  • 12-21-14

A short introduction to a Very Long Book

Would you listen to The Novels of Charles Dickens: An Introduction by David Timson to Bleak House again? Why?

I don't think I would listen to it again - Bleak House is one of my favourite Victorian novels, and Timson's introduction made me want to go and read it again. I enjoyed Timson's overview of the novel, but I'm more likely to reread the novel than relisten to the introduction. The introduction is probably aimed at people who want a general idea of what the book is about and who the characters are - there wasn't really anything new in there for me.

What did you like best about this story?

It was interesting to hear a brief overview of Bleak House - the introductions at the beginning of classic novels tend to be academic essays rather than actual introductions, so this audiobook did a much better job of introducing the novel.

What about the narrator’s performance did you like?

He knows the book, he talks about the book, he doesn't go off on a thirty-page tangent about some obscure literary theory and doesn't reference sixty other novels that I haven't read...

Was there a moment in the book that particularly moved you?

No, but that really isn't what I was expecting from this one, so it's no criticism.

Any additional comments?

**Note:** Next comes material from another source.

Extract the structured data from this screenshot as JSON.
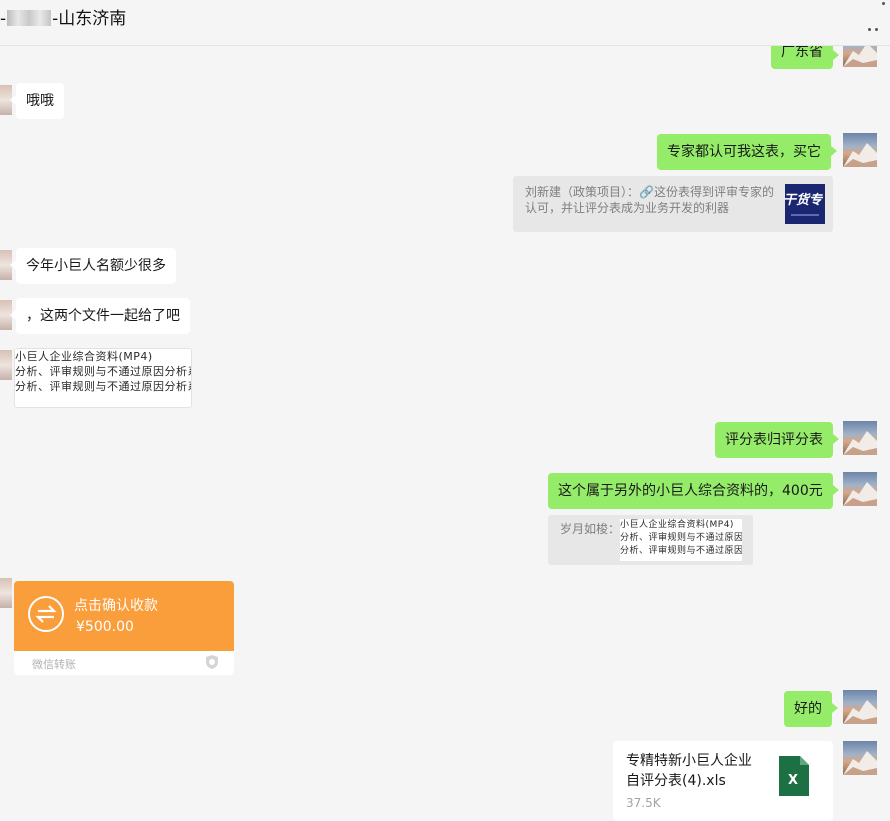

I do intend to listen to some more of Timson's introductions to the works of Dickens at some point, but perhaps not to the novels that I've already read.